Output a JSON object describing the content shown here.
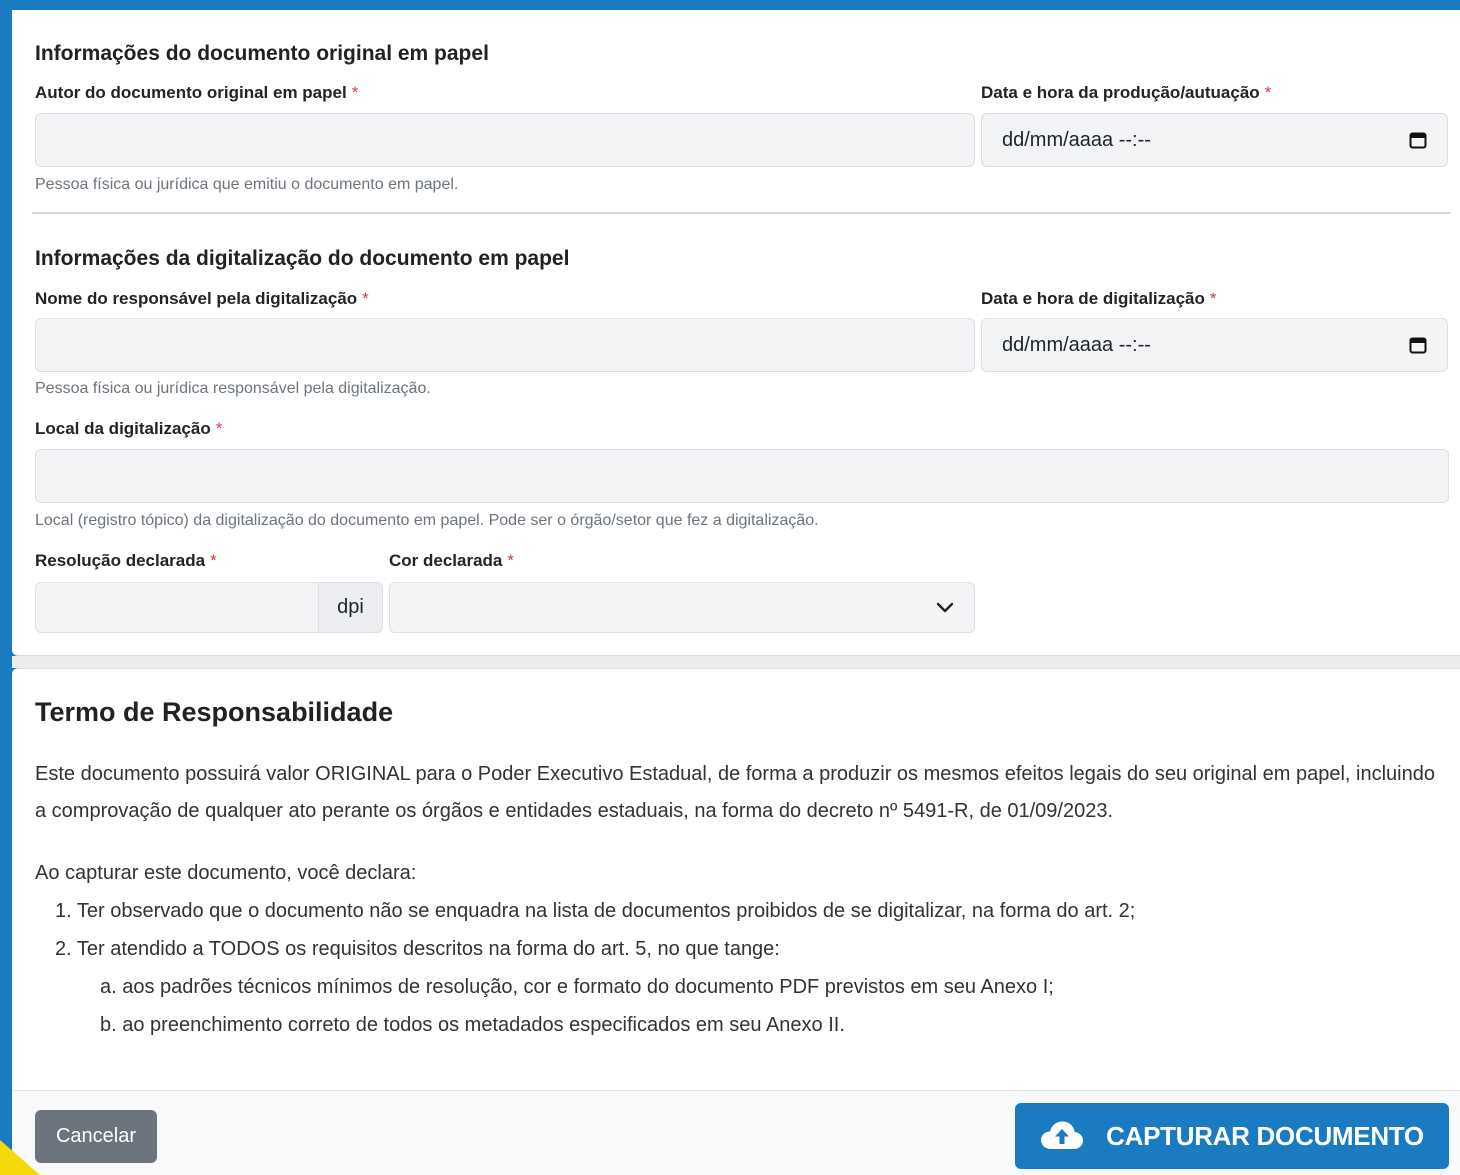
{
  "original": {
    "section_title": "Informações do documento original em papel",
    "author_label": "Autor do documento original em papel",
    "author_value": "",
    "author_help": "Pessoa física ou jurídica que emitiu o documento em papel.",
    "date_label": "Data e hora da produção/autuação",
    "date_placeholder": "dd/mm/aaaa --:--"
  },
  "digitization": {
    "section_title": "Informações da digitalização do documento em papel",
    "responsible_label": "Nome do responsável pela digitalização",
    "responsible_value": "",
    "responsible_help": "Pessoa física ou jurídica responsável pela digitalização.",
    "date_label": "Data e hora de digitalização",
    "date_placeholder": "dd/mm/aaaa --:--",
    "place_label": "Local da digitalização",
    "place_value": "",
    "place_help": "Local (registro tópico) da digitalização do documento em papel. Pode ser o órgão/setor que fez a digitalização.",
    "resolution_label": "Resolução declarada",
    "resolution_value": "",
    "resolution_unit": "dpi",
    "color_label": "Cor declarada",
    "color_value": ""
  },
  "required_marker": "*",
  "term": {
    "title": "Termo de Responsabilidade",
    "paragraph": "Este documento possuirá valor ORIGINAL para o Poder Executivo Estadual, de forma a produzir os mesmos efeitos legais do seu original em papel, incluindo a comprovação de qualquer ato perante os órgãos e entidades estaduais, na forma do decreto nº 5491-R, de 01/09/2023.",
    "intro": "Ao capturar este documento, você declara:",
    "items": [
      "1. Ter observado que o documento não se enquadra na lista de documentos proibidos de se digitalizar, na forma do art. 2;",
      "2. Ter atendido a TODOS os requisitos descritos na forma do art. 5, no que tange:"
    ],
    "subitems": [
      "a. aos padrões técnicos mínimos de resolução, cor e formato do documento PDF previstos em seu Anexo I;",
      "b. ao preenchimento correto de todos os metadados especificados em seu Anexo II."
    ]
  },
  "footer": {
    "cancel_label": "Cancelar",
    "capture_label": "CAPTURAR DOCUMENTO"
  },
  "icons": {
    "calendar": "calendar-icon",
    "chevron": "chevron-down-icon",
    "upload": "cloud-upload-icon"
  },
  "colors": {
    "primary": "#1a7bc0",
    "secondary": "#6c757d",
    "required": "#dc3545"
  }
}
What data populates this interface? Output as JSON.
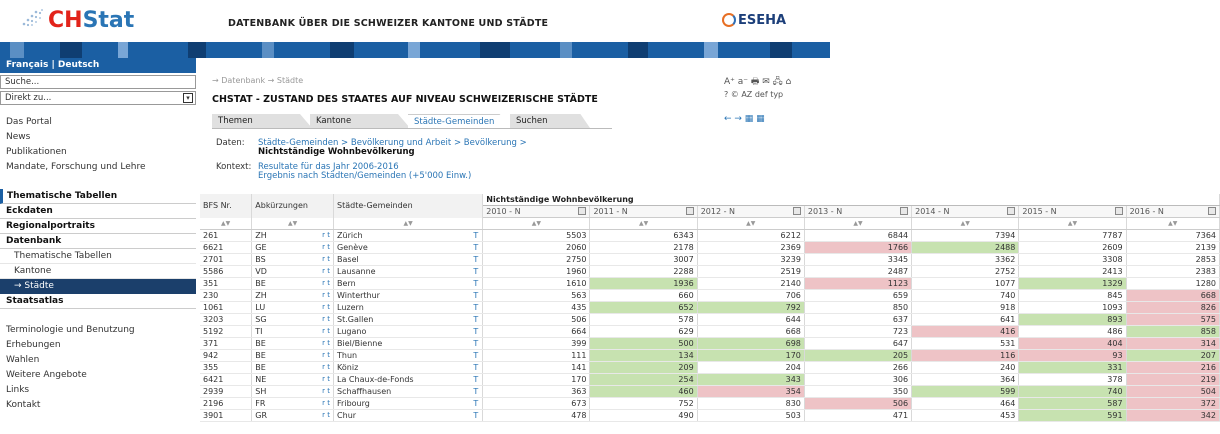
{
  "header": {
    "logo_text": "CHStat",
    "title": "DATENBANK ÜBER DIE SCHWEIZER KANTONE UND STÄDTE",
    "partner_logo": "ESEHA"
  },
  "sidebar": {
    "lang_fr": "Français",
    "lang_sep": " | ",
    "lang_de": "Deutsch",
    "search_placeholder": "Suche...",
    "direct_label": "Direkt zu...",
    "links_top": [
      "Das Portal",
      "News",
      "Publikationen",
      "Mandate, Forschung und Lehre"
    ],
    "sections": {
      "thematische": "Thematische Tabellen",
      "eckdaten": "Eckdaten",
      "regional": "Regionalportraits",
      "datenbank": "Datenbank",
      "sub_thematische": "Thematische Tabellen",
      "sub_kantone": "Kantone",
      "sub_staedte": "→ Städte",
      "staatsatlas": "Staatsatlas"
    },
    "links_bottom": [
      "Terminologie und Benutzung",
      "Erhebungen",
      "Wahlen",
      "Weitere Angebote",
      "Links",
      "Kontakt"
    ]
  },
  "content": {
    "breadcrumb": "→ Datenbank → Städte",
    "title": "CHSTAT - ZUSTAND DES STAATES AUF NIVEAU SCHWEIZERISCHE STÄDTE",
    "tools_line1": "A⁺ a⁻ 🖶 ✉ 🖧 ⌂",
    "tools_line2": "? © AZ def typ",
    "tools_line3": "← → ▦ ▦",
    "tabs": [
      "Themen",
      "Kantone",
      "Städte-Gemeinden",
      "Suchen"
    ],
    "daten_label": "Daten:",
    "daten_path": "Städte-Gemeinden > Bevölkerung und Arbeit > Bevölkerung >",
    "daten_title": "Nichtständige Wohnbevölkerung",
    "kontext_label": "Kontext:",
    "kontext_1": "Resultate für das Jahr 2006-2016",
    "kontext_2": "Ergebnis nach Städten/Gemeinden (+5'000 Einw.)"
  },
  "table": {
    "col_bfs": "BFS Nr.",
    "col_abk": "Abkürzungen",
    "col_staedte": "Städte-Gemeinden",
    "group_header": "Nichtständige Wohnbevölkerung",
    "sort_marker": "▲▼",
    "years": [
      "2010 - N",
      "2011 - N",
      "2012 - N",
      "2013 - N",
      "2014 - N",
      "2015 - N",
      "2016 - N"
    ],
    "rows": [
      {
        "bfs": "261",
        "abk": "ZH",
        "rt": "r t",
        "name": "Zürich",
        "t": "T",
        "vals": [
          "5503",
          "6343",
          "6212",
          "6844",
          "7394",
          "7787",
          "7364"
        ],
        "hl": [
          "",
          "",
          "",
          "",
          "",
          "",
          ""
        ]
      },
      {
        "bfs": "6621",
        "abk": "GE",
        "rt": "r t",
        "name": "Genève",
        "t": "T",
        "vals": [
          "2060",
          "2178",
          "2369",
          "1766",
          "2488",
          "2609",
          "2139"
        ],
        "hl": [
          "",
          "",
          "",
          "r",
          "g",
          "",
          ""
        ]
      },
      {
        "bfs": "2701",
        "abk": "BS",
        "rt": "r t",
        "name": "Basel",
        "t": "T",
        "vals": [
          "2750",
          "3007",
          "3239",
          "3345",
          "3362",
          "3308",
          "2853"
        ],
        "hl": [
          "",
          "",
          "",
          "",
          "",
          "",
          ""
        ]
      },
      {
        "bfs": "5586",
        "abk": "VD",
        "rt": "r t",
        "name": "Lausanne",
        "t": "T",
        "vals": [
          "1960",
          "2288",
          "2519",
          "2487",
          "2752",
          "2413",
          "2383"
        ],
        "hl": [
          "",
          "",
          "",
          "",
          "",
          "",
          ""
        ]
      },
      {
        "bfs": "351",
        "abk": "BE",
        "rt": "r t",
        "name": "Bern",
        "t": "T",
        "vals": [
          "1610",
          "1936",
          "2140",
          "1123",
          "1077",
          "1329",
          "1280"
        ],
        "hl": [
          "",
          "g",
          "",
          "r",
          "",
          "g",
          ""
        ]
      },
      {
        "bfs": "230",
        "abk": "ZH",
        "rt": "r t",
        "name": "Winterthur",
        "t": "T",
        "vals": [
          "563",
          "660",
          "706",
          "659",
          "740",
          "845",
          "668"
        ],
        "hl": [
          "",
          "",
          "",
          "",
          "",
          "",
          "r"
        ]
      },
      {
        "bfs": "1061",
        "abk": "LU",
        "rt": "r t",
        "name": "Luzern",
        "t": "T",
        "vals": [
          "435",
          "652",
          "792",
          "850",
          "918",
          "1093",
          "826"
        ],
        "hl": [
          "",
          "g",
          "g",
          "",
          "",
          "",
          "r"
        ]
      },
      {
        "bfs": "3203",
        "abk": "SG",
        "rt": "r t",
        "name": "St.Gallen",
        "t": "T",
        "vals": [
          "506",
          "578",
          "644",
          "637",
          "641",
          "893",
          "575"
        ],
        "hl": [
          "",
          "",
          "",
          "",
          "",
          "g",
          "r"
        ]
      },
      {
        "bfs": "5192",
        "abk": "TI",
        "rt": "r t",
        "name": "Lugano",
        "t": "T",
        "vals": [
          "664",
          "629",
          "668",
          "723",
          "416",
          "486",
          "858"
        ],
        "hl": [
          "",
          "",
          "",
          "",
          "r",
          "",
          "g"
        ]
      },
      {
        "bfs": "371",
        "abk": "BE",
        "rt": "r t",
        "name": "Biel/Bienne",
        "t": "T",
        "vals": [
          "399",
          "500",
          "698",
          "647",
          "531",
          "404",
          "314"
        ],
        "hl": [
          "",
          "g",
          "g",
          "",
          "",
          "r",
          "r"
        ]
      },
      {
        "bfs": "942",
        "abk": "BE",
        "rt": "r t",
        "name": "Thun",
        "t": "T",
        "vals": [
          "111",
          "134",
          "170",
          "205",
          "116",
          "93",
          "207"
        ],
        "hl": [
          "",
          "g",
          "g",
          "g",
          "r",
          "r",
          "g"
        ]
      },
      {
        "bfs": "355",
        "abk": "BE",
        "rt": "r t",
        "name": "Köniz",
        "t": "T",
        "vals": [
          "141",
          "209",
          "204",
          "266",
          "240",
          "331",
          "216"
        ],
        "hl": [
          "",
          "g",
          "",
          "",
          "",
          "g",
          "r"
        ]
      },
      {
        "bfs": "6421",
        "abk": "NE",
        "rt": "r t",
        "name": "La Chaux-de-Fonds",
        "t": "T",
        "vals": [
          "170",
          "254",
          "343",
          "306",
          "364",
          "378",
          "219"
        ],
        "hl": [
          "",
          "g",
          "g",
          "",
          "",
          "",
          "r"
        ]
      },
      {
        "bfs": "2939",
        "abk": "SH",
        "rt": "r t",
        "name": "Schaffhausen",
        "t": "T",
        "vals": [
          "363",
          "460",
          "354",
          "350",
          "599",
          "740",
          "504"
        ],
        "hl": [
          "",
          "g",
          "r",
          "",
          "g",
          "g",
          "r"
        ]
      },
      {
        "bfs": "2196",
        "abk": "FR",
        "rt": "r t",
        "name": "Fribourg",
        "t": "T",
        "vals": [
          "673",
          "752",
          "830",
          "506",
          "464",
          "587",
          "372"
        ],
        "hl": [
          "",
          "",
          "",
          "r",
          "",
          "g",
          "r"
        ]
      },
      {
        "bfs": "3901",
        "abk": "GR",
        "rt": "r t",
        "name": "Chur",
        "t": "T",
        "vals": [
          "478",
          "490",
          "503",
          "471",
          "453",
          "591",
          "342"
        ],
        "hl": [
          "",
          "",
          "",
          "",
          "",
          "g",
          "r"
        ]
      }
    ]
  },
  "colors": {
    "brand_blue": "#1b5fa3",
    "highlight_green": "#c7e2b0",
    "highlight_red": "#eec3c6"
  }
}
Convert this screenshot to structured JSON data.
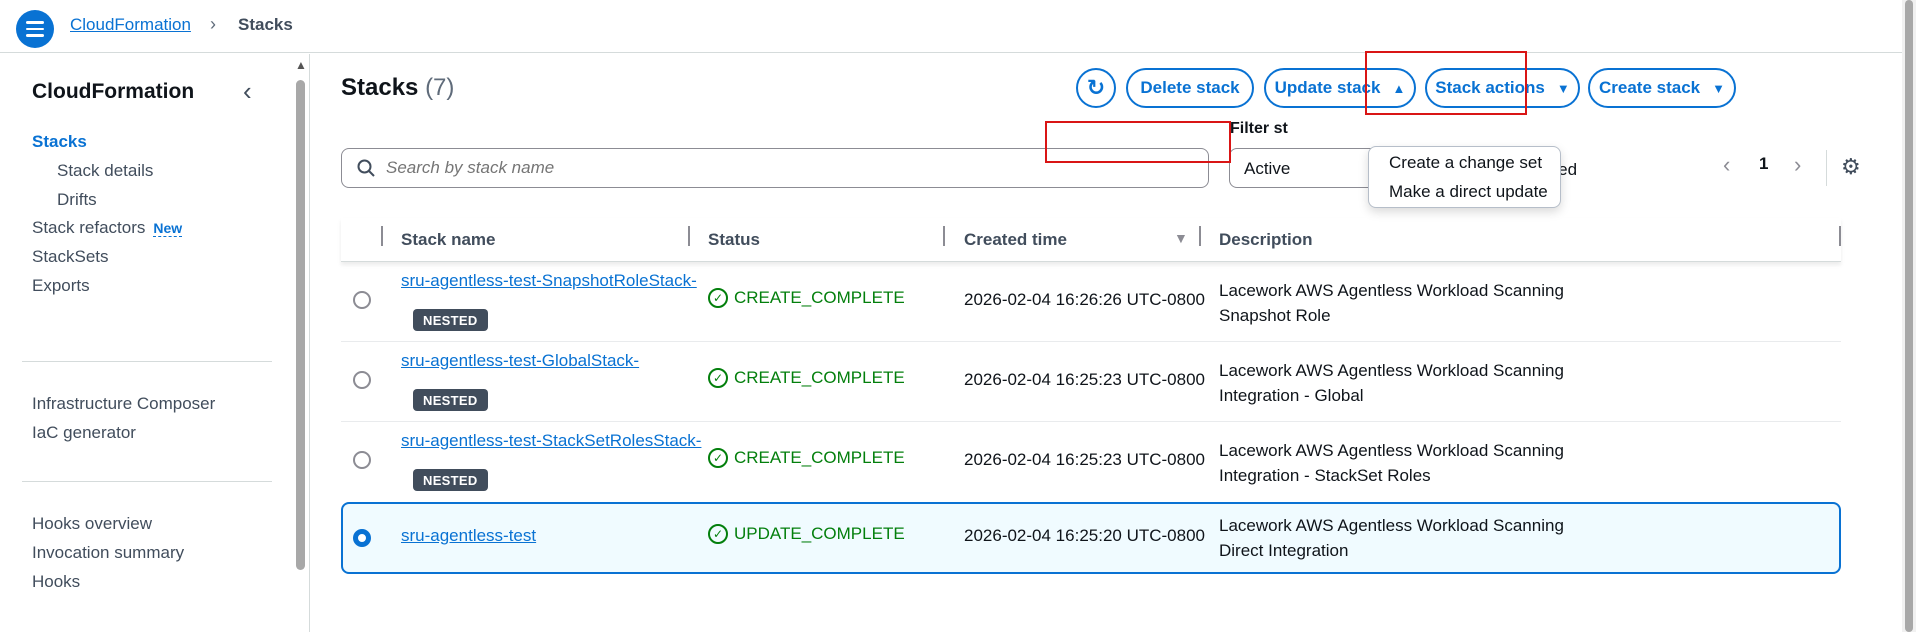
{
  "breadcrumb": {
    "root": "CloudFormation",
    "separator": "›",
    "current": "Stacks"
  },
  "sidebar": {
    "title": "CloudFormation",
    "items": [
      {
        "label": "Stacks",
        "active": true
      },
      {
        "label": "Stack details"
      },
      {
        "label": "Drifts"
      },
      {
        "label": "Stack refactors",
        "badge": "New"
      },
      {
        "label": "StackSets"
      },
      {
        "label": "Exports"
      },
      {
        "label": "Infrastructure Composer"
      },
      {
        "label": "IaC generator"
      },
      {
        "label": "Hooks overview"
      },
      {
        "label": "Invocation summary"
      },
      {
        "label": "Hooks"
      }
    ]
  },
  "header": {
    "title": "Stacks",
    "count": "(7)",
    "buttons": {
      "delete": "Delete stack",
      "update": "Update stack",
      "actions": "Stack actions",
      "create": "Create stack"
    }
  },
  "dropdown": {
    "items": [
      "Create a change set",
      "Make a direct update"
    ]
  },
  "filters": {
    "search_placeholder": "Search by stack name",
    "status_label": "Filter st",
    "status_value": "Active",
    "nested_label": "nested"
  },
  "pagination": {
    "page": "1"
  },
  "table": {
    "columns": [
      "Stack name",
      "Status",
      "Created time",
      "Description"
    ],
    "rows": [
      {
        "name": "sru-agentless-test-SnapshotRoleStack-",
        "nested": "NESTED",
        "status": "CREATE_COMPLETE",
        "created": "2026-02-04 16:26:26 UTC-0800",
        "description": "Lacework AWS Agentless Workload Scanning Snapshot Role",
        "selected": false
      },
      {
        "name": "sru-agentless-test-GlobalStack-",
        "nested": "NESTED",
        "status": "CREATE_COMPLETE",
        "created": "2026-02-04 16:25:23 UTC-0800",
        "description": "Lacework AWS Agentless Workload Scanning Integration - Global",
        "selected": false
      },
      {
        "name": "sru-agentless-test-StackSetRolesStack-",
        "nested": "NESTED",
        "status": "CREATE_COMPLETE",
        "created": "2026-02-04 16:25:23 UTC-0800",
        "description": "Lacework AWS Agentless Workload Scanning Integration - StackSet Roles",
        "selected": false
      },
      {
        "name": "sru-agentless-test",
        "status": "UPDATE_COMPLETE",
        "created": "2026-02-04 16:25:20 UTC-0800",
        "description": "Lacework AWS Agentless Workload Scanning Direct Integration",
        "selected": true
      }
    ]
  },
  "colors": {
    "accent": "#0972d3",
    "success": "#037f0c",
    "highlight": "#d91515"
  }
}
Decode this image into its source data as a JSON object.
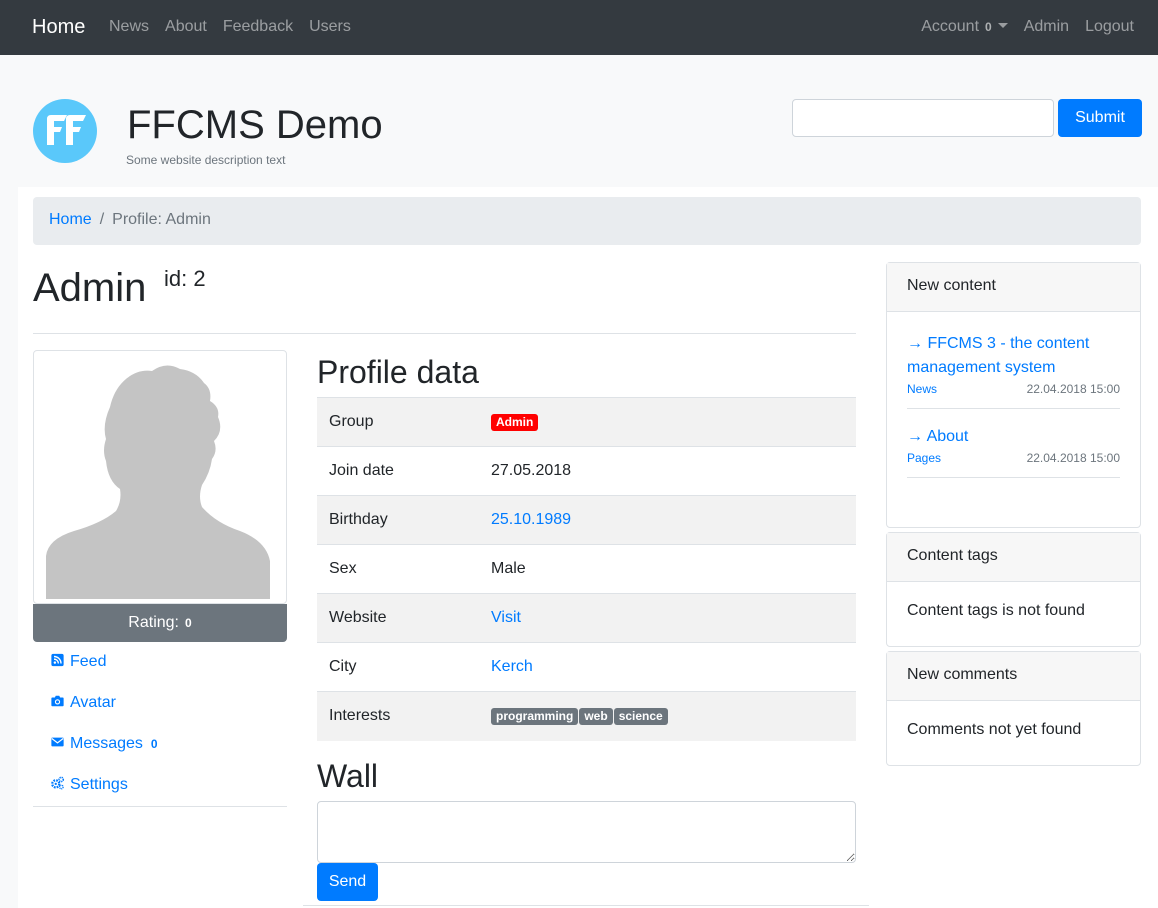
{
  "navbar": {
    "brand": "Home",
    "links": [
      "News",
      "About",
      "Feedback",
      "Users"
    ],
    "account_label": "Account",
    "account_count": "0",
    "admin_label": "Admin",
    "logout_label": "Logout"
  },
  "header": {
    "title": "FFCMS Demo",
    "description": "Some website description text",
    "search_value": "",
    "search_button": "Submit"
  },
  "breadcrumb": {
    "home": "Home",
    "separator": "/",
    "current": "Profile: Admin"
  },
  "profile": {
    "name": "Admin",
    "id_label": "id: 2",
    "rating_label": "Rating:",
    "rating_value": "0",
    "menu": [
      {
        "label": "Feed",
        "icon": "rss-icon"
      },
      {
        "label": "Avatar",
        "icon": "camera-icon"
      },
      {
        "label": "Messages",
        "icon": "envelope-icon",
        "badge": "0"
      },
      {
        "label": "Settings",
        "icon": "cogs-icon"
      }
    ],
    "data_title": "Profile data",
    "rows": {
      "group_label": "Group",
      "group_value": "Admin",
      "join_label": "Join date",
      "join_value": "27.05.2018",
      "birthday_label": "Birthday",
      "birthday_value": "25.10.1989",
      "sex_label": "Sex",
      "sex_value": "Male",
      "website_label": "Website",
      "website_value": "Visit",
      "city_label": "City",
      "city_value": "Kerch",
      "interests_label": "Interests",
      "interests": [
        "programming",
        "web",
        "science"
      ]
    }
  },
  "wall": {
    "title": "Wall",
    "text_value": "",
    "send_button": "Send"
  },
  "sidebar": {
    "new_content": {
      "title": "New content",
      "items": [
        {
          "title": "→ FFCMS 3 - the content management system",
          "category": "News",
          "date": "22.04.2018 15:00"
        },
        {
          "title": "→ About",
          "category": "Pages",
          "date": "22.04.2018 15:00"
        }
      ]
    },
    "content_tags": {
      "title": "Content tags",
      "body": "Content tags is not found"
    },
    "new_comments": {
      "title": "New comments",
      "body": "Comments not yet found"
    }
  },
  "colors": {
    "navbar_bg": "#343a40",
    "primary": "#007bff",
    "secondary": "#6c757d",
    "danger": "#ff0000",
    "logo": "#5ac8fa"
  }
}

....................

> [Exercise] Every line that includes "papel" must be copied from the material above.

> [Exercise result]
    "section_title": "Informações do documento original em papel",
    "author_label": "Autor do documento original em papel",
    "author_help": "Pessoa física ou jurídica que emitiu o documento em papel.",
    "section_title": "Informações da digitalização do documento em papel",
    "place_help": "Local (registro tópico) da digitalização do documento em papel. Pode ser o órgão/setor que fez a digitalização.",
    "paragraph": "Este documento possuirá valor ORIGINAL para o Poder Executivo Estadual, de forma a produzir os mesmos efeitos legais do seu original em papel, incluindo a comprovação de qualquer ato perante os órgãos e entidades estaduais, na forma do decreto nº 5491-R, de 01/09/2023.",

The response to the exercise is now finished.